The container keeps an internal copy of alloc and comp, which are used to allocate storage and to sort the elements throughout its lifetime. The copy constructor 3 creates a container that keeps and uses copies of x's allocator and comparison object. The storage for the elements is allocated using this internal allocator. If alloc is specified and is different from x's allocator, the elements are moved.
Also, sort is generic, so that it can be used for any reasonable combination of container type, element type, and comparison criterion. The primary reason that sort tends to outperform qsort is that the comparison inlines better.
What is a function object? An object that in some way behaves like a function, of course. Typically, that would mean an object of a class that defines the application operator - operator.
A function object is a more general concept than a function because a function object can have state that persist across several calls like a static local variable and can be initialized and examined from outside the object unlike a static local variable.
Function objects are extensively used to provide flexibility in the standard library. Clearly, if your code has new operations, delete operations, and pointer arithmetic all over the place, you are going to mess up somewhere and get leaks, stray pointers, etc.
This is true independently of how conscientious you are with your allocations: It follows that successful techniques rely on hiding allocation and deallocation inside more manageable types.
Good examples are the standard containers. They manage memory for their elements better than you could without disproportionate effort. Consider writing this without the help of string and vector: What would be your chance of getting it right the first time? Note the absence of explicit memory management, macros, casts, overflow checks, explicit size limits, and pointers.
By using a function object and a standard algorithm, I could have eliminated the pointer-like use of the iterator, but that seemed overkill for such a tiny program. These techniques are not perfect and it is not always easy to use them systematically.
However, they apply surprisingly widely and by reducing the number of explicit allocations and deallocations you make the remaining examples much easier to keep track of.
As early asI pointed out that by reducing the number of objects that I had to keep track of explicitly from many tens of thousands to a few dozens, I had reduced the intellectual effort needed to get the program right from a Herculean task to something manageable, or even easy.
Templates and the standard libraries make this use of containers, resource handles, etc.
The use of exceptions makes it close to essential. Here is an example where I need to return an object allocated on the free store from a function. This is an opportunity to forget to delete that object. After all, we cannot tell just looking at pointer whether it needs to be deallocated and if so who is responsible for that.
Think about resources in general, rather than simply about memory.
If systematic application of these techniques is not possible in your environment you have to use code from elsewhere, part of your program was written by Neanderthals, etc.

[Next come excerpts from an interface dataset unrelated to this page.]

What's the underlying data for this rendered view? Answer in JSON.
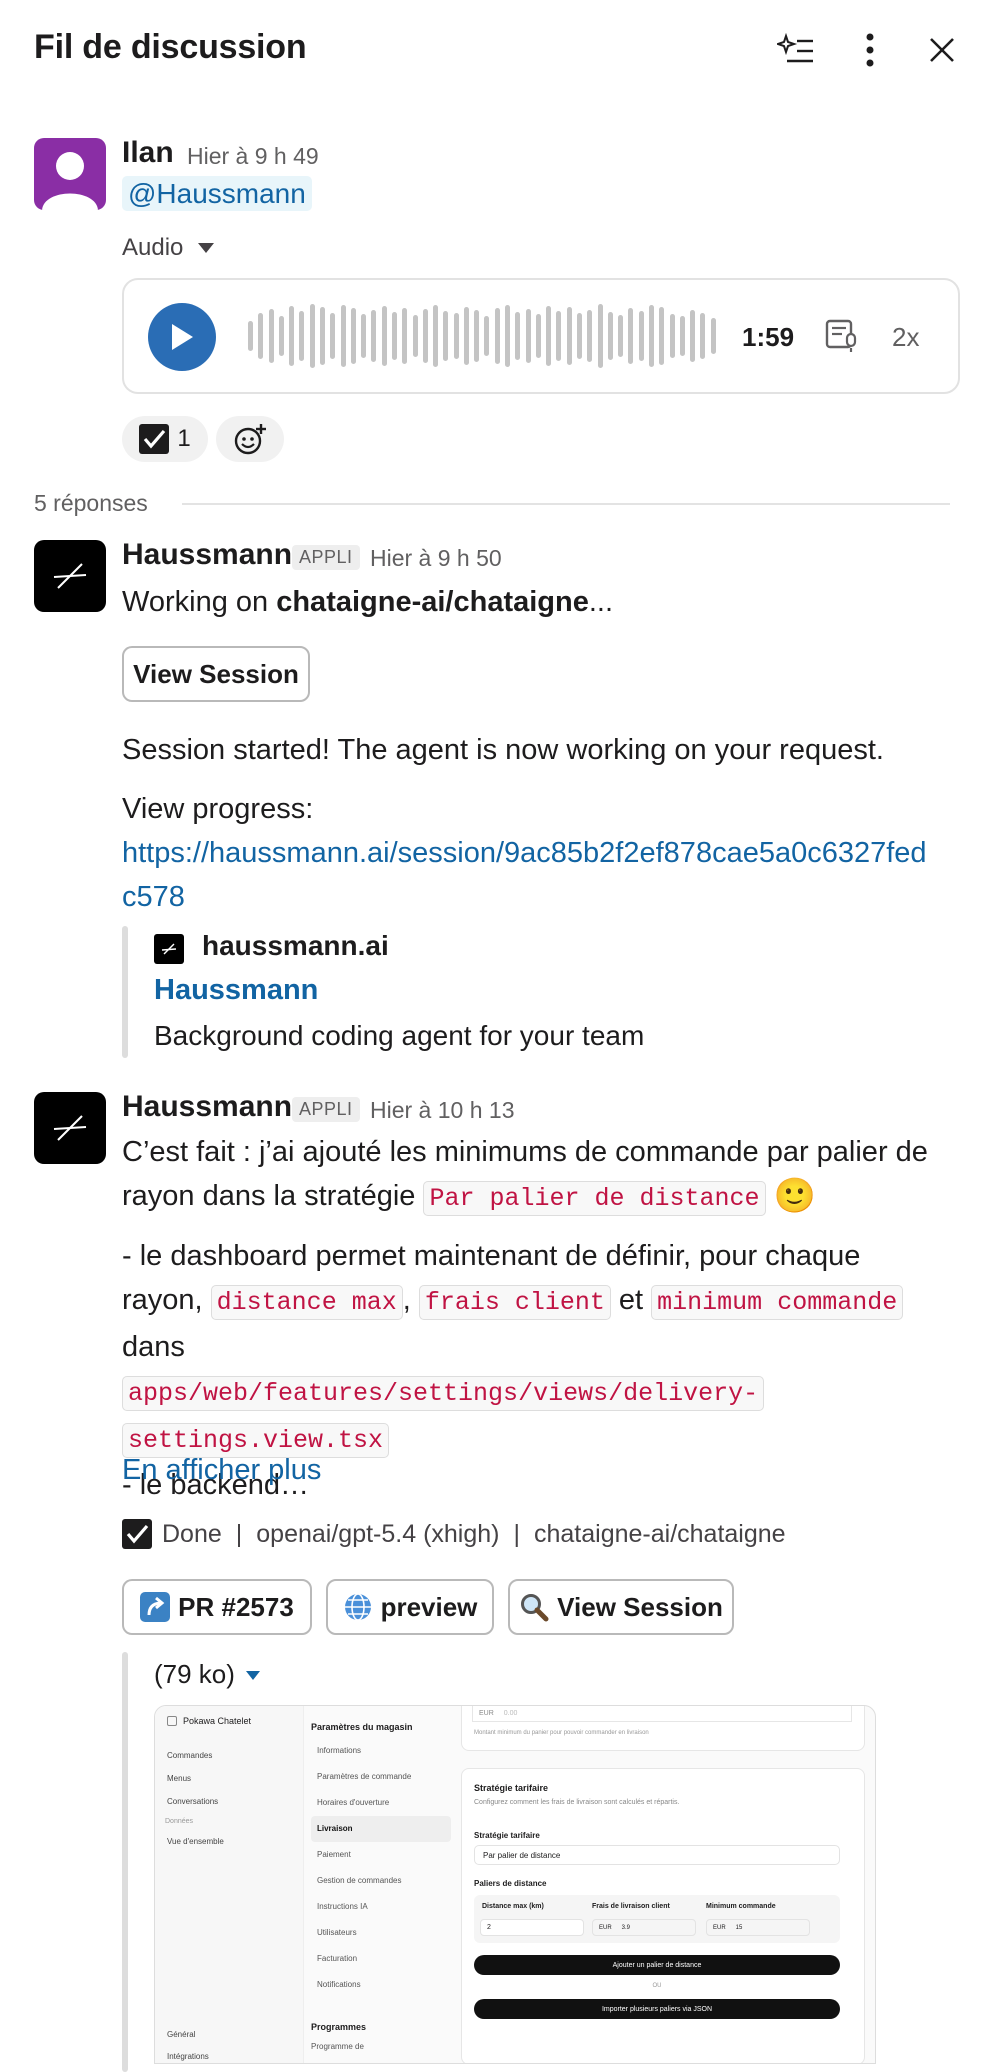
{
  "header": {
    "title": "Fil de discussion"
  },
  "parent_message": {
    "author": "Ilan",
    "time": "Hier à 9 h 49",
    "mention": "@Haussmann",
    "audio_label": "Audio",
    "audio_duration": "1:59",
    "audio_speed": "2x",
    "reaction_count": "1"
  },
  "replies_label": "5 réponses",
  "reply1": {
    "author": "Haussmann",
    "badge": "APPLI",
    "time": "Hier à 9 h 50",
    "working_prefix": "Working on ",
    "working_repo": "chataigne-ai/chataigne",
    "working_suffix": "...",
    "view_session_label": "View Session",
    "session_started": "Session started! The agent is now working on your request.",
    "view_progress": "View progress:",
    "progress_url_line1": "https://haussmann.ai/session/9ac85b2f2ef878cae5a0c6327fed",
    "progress_url_line2": "c578",
    "unfurl": {
      "site": "haussmann.ai",
      "title": "Haussmann",
      "description": "Background coding agent for your team"
    }
  },
  "reply2": {
    "author": "Haussmann",
    "badge": "APPLI",
    "time": "Hier à 10 h 13",
    "line1": "C’est fait : j’ai ajouté les minimums de commande par palier de",
    "line2_prefix": "rayon dans la stratégie ",
    "line2_code": "Par palier de distance",
    "line2_emoji": "🙂",
    "p2_line1": "- le dashboard permet maintenant de définir, pour chaque",
    "p2_line2_prefix": "rayon, ",
    "code_distance": "distance max",
    "comma": ",",
    "code_frais": "frais client",
    "and_word": "et",
    "code_minimum": "minimum commande",
    "in_word": "dans",
    "code_path1": "apps/web/features/settings/views/delivery-",
    "code_path2": "settings.view.tsx",
    "backend_line": "- le backend…",
    "show_more": "En afficher plus",
    "status_done": "Done",
    "status_model": "openai/gpt-5.4 (xhigh)",
    "status_repo": "chataigne-ai/chataigne",
    "status_sep": "|",
    "btn_pr": "PR #2573",
    "btn_preview": "preview",
    "btn_view_session": "View Session",
    "attachment_size": "(79 ko)"
  },
  "screenshot": {
    "store_name": "Pokawa Chatelet",
    "nav": [
      "Commandes",
      "Menus",
      "Conversations"
    ],
    "nav_section": "Données",
    "nav_overview": "Vue d'ensemble",
    "nav_bottom": [
      "Général",
      "Intégrations"
    ],
    "settings_title": "Paramètres du magasin",
    "settings_items": [
      "Informations",
      "Paramètres de commande",
      "Horaires d'ouverture",
      "Livraison",
      "Paiement",
      "Gestion de commandes",
      "Instructions IA",
      "Utilisateurs",
      "Facturation",
      "Notifications"
    ],
    "programs_title": "Programmes",
    "programs_item": "Programme de",
    "min_eur": "EUR",
    "min_value": "0.00",
    "min_help": "Montant minimum du panier pour pouvoir commander en livraison",
    "strategy_title": "Stratégie tarifaire",
    "strategy_desc": "Configurez comment les frais de livraison sont calculés et répartis.",
    "strategy_label": "Stratégie tarifaire",
    "strategy_value": "Par palier de distance",
    "tiers_label": "Paliers de distance",
    "col_distance": "Distance max (km)",
    "col_frais": "Frais de livraison client",
    "col_min": "Minimum commande",
    "row_distance": "2",
    "row_eur1": "EUR",
    "row_frais": "3.9",
    "row_eur2": "EUR",
    "row_min": "15",
    "btn_add_tier": "Ajouter un palier de distance",
    "or_label": "OU",
    "btn_import": "Importer plusieurs paliers via JSON"
  }
}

Basically, someone resuming from an exception handler can never be sure that the code after the point of throw was written to deal with the execution just continuing as if nothing had happened.
An exception handler cannot know how much context to "get right" before resuming. To get such code right, the writer of the throw and the writer of the catch need intimate knowledge of each others code and context.
This creates a complicated mutual dependency that wherever it has been allowed has led to serious maintenance problems. If you want to check to see if you can fix a problem before throwing an exception, call a function that checks and then throws only if the problem cannot be dealt with locally.
If you want to, you can of course use realloc. However, realloc is only guaranteed to work on arrays allocated by malloc and similar functions containing objects without user-defined copy constructors.
Also, please remember that contrary to naive expectations, realloc occasionally does copy its argument array. What good can using exceptions do for me?
The basic answer is: Using exceptions for error handling makes you code simpler, cleaner, and less likely to miss errors. Using those, your error handling and your normal code are closely intertwined. Consider an error detected in a constructor; how do you report the error?
You throw an exception.SMART GOALS TEMPLATE _____ SMART goals help improve achievement and success. A SMART goal clarifies exactly what is expected and the measures used to determine if the goal is achieved and successfully completed. Write your goal statement using SMART Goal Criteria 4. Avoid using negative language.
Think positive! Oct 04, · To make a mind map, start by writing your topic at the center of the page and drawing a circle around it.
Then, create lines coming off the circle and label each one with a word or image to represent the subcategory related to your rutadeltambor.com: K. A Circle Map is one of the first Thinking Maps we use in Kindergarten.
It is probably one of the easiest for young children to grasp and comprehend because basically they are taking a single (one) idea and defining it in its context.
Story Maps Labs applications are custom, one-off story maps created by the Esri Story Maps team for particular projects. These story maps aren't based on the Story Map app templates listed above. Go is a new language.
Although it borrows ideas from existing languages, it has unusual properties that make effective Go programs different in character from programs written in its relatives. A straightforward translation of a C++ or Java program into Go is unlikely to produce a satisfactory.
Write your topic in the center circle and details in the smaller circles. Add circles as needed. Created Date: 11/21/ AM.